STAG2 mutation in three cases that show a reduction of STAG2-immunopositive cells at disease recurrence.

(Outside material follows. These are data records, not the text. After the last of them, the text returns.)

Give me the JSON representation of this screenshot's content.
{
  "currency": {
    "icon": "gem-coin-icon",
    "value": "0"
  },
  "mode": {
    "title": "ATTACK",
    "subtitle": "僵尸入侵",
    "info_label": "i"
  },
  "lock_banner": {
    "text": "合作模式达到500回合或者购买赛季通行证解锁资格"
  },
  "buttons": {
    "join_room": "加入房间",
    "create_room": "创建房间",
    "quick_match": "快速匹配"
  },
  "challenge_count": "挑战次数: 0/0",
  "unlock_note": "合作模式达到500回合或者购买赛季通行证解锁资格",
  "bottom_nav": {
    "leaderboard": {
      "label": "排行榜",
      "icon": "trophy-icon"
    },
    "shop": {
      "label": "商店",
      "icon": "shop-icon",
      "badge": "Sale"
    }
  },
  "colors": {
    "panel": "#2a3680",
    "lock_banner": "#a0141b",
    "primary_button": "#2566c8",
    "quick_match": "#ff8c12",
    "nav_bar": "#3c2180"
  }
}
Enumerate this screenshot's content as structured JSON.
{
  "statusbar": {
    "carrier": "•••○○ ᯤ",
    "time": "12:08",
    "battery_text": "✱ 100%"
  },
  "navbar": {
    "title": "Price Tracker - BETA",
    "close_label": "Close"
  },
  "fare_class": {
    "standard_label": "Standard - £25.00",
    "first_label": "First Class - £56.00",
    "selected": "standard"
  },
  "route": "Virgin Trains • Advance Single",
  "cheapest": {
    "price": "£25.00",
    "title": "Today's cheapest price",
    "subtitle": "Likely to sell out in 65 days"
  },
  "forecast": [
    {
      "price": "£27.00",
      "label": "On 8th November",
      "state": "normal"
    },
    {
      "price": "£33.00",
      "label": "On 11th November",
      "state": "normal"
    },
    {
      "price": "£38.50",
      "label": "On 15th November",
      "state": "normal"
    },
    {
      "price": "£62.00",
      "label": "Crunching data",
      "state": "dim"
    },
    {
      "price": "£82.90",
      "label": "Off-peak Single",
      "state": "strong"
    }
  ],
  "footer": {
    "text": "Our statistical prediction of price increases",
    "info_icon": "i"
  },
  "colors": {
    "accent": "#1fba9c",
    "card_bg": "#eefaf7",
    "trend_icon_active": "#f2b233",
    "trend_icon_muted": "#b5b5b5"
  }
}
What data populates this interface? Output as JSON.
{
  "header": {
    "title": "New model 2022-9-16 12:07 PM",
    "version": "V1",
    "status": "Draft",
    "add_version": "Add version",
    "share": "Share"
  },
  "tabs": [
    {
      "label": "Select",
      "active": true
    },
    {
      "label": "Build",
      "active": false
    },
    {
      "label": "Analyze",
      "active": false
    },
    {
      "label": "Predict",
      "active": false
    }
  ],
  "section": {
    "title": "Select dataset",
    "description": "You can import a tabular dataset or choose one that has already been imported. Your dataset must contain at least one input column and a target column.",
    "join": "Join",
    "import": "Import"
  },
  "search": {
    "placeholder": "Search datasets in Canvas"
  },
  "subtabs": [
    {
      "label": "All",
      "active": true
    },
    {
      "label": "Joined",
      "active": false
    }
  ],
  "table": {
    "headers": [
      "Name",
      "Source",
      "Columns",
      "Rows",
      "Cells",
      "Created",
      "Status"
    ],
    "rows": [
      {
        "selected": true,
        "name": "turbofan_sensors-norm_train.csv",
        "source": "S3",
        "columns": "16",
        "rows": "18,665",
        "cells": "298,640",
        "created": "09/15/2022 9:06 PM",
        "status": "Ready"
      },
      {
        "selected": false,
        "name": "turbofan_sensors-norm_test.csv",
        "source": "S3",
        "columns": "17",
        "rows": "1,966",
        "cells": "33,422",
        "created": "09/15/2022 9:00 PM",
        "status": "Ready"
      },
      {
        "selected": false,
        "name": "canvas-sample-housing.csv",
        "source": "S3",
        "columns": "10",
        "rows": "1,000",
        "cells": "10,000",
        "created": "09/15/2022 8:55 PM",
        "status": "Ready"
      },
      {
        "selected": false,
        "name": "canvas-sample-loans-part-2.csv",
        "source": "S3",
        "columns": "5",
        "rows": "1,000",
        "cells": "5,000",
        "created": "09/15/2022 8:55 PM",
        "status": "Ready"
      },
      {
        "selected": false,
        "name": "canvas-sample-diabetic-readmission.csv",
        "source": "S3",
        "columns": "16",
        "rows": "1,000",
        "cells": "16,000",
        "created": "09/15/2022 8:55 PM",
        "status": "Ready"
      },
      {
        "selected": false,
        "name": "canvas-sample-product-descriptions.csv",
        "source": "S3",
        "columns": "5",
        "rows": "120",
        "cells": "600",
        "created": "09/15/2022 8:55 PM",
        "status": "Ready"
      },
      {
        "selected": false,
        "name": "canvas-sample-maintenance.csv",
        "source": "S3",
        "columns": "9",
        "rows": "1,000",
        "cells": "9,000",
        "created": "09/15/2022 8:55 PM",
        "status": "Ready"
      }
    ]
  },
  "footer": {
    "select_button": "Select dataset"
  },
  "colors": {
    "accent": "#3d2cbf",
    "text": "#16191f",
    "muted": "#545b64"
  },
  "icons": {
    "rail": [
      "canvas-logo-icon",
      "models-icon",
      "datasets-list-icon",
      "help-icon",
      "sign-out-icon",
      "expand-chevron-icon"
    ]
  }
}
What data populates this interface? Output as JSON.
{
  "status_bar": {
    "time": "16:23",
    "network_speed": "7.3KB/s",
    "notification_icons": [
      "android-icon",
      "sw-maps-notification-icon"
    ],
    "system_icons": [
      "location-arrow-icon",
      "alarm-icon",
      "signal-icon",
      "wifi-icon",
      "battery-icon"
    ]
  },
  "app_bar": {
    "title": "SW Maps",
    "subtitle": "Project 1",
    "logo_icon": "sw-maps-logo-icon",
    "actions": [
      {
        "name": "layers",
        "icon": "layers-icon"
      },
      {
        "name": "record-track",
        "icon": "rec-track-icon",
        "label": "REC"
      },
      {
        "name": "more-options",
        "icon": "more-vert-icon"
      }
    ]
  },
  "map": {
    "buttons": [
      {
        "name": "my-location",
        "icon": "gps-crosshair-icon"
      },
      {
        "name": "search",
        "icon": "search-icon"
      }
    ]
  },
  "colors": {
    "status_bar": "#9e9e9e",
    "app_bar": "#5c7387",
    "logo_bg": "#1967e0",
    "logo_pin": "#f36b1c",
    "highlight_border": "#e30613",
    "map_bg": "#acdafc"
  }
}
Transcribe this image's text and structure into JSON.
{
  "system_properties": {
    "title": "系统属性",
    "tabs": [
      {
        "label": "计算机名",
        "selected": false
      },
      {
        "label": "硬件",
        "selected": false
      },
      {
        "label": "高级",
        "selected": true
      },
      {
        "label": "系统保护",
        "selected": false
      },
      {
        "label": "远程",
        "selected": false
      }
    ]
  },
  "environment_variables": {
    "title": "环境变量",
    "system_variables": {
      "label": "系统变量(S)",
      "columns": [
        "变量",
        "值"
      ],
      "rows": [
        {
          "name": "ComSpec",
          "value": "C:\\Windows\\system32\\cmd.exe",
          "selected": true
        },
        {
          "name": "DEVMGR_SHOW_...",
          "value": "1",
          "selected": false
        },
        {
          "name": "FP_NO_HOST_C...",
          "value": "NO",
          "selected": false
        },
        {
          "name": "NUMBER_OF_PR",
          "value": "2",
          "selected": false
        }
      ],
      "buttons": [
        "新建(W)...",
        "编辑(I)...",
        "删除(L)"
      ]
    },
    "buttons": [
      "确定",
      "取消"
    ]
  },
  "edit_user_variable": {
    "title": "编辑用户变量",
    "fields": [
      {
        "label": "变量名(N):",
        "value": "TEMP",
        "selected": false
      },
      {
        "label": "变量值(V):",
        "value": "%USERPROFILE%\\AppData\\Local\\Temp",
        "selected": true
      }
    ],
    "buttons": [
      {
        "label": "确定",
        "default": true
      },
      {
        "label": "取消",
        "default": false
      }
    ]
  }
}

Ewing sarcoma is a primary bone tumor initiated by EWSR1–ETS gene fusions. To identify secondary genetic lesions that contribute to tumor progression, we performed whole-genome sequencing of 112 Ewing sarcoma samples and matched germline DNA. Overall, Ewing sarcoma tumors had relatively few single-nucleotide variants, indels, structural variants, and copy-number alterations. Apart from whole chromosome arm copy-number changes, the most common somatic mutations were detected in STAG2 (17%), CDKN2A (12%), TP53 (7%), EZH2, BCOR, and ZMYM3 (2.7% each). Strikingly, STAG2 mutations and CDKN2A deletions were mutually exclusive, as confirmed in Ewing sarcoma cell lines. In an expanded cohort of 299 patients with clinical data, we discovered that STAG2 and TP53 mutations are often concurrent and are associated with poor outcome. Finally, we detected subclonal STAG2 mutations in diagnostic tumors and expansion of STAG2-immunonegative cells in relapsed tumors as compared with matched diagnostic samples.Significance: Whole-genome sequencing reveals that the somatic mutation rate in Ewing sarcoma is low. Tumors that harbor STAG2 and TP53 mutations have a particularly dismal prognosis with current treatments and require alternative therapies. Novel drugs that target epigenetic regulators may constitute viable therapeutic strategies in a subset of patients with mutations in chromatin modifiers. Cancer Discov; 4(11); 1342–53. ©2014 AACR.This article is highlighted in the In This Issue feature, p. 1243